Ohio abandons plans to restrict trans care for adults
Ohio has scrapped plans to restrict gender-affirming health care for adults
following backlash over a proposal issued last month.
Why it matters: Ohio's proposed limits would have been the toughest restrictions on transition-related care for adults in the country, transgender rights advocates said.
Driving the news: The Ohio Health Department said comments it received in recent weeks showed "significant interest in the original draft's impact on adult patients," according to a Wednesday memo.
- The proposal would have required adults to get approval from an endocrinologist and psychiatrist to receive gender-affirming care.
- Ohio still plans to require that health care facilities show that mental health professionals and endocrinologists are directly involved in gender-affirming care for minors.
- Ohio will also still require providers to report to the state each gender dysphoria diagnosis, any time they initiate treatment and details about when treatment is stopped.
What they're saying: "I'm incredibly relieved that I'll be able to access gender-affirming care in Ohio," said Cam Ogden, a transgender rights activist living in the state, adding that she is still concerned about the reporting rules.

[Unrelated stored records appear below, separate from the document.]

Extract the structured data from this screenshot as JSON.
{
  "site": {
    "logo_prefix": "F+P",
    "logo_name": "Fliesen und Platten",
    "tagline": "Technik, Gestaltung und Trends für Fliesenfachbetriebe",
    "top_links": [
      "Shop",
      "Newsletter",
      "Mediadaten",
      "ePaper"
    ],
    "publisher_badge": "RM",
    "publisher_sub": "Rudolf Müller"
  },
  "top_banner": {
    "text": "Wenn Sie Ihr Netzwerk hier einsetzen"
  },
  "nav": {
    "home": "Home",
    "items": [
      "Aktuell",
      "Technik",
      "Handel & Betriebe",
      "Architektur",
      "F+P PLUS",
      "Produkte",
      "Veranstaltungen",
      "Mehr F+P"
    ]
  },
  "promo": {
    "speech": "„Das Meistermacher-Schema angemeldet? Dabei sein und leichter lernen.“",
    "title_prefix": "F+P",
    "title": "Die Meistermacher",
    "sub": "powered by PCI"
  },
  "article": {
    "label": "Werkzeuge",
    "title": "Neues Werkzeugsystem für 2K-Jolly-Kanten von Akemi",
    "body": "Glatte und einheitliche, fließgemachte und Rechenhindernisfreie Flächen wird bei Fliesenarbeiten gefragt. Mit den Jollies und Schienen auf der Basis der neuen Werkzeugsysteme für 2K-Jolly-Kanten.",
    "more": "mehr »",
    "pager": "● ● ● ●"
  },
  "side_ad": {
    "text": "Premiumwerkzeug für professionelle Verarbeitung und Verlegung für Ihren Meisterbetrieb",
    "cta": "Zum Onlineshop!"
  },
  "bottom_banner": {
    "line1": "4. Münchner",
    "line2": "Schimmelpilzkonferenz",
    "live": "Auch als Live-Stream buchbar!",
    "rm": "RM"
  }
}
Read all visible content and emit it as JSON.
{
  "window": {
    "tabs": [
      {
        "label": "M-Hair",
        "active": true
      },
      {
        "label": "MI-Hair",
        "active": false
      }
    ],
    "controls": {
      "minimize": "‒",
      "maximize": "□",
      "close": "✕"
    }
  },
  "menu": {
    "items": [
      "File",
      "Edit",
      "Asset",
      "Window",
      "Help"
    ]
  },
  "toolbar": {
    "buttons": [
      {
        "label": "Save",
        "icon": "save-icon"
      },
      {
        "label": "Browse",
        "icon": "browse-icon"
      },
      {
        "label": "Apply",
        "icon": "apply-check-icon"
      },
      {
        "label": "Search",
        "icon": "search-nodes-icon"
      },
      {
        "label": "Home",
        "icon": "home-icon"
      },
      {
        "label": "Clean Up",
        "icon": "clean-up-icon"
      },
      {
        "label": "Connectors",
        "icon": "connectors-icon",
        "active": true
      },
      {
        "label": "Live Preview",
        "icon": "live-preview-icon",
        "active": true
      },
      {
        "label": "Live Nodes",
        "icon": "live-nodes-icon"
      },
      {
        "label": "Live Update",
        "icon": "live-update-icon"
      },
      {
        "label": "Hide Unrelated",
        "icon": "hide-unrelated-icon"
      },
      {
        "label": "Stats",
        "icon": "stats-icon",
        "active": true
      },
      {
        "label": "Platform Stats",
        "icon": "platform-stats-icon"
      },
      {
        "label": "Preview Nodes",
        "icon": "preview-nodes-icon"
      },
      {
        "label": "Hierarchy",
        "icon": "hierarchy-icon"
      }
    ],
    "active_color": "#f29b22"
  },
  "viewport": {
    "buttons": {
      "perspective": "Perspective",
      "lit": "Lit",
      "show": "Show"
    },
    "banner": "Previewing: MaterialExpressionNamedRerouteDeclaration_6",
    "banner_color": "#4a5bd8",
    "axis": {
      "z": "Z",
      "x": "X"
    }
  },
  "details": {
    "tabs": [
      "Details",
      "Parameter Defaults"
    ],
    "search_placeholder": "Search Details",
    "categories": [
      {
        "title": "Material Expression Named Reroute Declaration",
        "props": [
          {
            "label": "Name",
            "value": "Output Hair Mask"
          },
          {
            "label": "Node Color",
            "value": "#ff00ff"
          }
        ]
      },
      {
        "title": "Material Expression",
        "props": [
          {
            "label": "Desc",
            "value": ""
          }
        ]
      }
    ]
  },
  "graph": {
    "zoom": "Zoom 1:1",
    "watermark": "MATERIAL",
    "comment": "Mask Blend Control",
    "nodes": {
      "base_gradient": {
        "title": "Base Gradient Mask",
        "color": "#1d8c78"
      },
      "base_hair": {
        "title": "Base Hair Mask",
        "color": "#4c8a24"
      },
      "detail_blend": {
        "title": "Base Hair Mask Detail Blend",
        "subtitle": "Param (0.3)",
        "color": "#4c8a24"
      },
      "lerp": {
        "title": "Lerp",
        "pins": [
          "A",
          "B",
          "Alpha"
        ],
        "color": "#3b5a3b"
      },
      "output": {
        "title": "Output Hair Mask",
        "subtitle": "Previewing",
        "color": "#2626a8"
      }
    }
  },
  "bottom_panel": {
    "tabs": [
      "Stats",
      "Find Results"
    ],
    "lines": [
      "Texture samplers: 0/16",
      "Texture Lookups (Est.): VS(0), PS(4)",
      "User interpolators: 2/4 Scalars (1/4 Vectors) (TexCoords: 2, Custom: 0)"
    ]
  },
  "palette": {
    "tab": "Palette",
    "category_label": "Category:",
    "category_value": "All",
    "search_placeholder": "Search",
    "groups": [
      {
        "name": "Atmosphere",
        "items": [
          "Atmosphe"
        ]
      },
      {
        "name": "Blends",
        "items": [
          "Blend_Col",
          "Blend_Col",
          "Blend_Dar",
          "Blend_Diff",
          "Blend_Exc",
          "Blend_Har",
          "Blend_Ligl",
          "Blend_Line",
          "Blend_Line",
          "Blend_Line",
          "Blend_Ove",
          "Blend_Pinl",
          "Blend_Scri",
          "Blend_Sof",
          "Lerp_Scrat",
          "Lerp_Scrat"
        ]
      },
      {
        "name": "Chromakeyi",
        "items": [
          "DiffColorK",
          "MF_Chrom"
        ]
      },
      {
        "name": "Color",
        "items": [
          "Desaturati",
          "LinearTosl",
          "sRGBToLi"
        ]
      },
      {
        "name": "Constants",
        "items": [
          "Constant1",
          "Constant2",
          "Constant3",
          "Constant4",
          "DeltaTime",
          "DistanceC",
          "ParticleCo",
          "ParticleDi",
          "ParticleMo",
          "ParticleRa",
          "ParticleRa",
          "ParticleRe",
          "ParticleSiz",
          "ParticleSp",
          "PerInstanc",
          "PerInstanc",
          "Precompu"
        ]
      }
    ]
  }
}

What's next: State agencies must still finalize the rules. They will then go to a public hearing and review from a legislative committee, a spokesperson for Gov. Mike DeWine said.